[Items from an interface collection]
=====

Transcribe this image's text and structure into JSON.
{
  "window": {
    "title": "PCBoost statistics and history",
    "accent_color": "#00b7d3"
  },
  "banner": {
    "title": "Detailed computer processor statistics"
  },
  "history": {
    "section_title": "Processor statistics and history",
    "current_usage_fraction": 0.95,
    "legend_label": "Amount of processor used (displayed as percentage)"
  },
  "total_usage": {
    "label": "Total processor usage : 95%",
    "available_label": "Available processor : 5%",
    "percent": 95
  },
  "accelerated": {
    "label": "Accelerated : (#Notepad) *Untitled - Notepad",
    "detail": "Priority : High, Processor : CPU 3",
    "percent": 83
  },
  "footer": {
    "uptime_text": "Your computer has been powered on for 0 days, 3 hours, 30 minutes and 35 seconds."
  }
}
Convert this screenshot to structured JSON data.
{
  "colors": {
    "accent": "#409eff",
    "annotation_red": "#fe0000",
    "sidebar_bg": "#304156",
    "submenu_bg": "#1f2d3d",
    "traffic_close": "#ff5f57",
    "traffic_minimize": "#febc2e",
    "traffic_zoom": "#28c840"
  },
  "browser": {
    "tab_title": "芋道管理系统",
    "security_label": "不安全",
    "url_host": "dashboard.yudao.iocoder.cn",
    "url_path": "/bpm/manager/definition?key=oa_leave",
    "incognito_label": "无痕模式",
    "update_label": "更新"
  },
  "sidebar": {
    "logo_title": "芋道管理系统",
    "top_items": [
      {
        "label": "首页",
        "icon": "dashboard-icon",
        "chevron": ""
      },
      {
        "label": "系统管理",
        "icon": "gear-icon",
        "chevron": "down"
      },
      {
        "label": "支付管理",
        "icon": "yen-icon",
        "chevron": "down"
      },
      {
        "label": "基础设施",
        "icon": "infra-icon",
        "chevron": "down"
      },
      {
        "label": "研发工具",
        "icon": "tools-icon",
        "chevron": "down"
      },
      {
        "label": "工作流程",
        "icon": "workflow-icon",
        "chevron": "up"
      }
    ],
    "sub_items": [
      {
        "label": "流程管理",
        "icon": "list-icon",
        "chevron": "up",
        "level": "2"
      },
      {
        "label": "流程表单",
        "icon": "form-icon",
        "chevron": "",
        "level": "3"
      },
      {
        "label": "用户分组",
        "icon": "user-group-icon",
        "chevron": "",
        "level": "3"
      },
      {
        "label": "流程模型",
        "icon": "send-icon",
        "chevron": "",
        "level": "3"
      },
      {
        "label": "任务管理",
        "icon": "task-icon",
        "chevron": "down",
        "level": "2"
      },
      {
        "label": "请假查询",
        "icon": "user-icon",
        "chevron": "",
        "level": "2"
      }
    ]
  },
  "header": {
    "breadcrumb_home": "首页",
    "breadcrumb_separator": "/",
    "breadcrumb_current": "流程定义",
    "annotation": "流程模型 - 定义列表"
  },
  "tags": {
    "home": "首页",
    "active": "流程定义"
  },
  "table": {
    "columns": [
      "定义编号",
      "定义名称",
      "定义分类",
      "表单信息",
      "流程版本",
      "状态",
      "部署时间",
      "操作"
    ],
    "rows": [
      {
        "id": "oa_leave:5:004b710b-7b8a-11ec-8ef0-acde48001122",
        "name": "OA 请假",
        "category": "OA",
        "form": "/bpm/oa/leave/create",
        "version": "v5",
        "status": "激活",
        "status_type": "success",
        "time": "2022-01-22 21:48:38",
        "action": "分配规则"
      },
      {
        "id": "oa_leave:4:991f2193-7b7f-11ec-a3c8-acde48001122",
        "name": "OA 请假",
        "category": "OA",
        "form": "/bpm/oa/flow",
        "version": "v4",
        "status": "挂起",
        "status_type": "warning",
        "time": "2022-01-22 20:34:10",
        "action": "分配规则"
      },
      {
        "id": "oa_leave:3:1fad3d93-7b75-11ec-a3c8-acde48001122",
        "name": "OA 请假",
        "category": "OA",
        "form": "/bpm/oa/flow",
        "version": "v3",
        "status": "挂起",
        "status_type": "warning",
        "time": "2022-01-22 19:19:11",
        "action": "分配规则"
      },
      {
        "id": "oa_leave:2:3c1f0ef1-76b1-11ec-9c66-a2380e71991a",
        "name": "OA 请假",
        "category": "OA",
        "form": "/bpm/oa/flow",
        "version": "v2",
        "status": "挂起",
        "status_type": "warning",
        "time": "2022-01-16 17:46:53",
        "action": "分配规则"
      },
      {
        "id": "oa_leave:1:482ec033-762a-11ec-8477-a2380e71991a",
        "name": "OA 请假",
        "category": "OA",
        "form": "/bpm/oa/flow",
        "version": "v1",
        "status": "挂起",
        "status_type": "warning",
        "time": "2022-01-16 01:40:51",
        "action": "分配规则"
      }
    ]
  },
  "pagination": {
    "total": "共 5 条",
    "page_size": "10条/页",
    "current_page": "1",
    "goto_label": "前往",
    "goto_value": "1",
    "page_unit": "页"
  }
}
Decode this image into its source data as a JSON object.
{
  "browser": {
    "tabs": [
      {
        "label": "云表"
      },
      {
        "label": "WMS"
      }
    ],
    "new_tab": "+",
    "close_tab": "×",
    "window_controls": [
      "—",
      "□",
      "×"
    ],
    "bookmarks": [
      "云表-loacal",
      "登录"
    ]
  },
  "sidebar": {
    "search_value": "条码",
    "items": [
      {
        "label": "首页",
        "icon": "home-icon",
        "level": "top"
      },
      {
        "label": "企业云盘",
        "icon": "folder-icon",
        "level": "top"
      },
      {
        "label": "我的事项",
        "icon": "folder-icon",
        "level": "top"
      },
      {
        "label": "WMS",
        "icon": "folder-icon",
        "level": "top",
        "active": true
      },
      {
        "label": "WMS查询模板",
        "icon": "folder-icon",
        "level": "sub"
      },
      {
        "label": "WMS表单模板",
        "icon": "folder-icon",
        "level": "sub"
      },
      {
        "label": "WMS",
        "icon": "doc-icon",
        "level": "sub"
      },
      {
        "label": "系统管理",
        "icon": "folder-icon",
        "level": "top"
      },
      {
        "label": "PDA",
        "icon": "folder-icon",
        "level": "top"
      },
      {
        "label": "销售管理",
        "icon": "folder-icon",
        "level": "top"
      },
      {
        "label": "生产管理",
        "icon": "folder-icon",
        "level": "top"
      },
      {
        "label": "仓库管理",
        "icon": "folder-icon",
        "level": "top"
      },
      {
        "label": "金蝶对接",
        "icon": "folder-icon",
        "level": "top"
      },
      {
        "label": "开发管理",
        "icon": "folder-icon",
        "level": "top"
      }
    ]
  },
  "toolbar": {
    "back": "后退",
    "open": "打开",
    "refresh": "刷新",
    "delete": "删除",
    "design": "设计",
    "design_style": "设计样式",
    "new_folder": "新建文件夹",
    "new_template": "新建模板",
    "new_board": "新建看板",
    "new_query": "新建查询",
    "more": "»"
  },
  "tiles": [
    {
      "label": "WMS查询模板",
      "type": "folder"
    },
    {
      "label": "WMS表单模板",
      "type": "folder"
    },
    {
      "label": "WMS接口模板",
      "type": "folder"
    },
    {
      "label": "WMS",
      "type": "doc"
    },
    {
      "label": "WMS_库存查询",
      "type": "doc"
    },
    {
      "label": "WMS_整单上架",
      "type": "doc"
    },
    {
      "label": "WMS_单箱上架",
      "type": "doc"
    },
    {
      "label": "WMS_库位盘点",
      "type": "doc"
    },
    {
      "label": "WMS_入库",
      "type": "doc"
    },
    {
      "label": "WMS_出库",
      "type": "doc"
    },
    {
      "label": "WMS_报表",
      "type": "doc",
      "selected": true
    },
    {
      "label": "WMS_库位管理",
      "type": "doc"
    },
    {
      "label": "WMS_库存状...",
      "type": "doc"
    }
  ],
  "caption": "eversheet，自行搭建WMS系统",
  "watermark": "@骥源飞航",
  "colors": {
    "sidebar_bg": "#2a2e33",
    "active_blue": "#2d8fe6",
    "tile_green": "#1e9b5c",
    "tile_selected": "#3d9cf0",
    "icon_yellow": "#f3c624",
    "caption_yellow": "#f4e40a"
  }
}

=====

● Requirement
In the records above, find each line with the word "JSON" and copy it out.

● Answer
Transcribe this image's text and structure into JSON.
Convert this screenshot to structured JSON data.
Decode this image into its source data as a JSON object.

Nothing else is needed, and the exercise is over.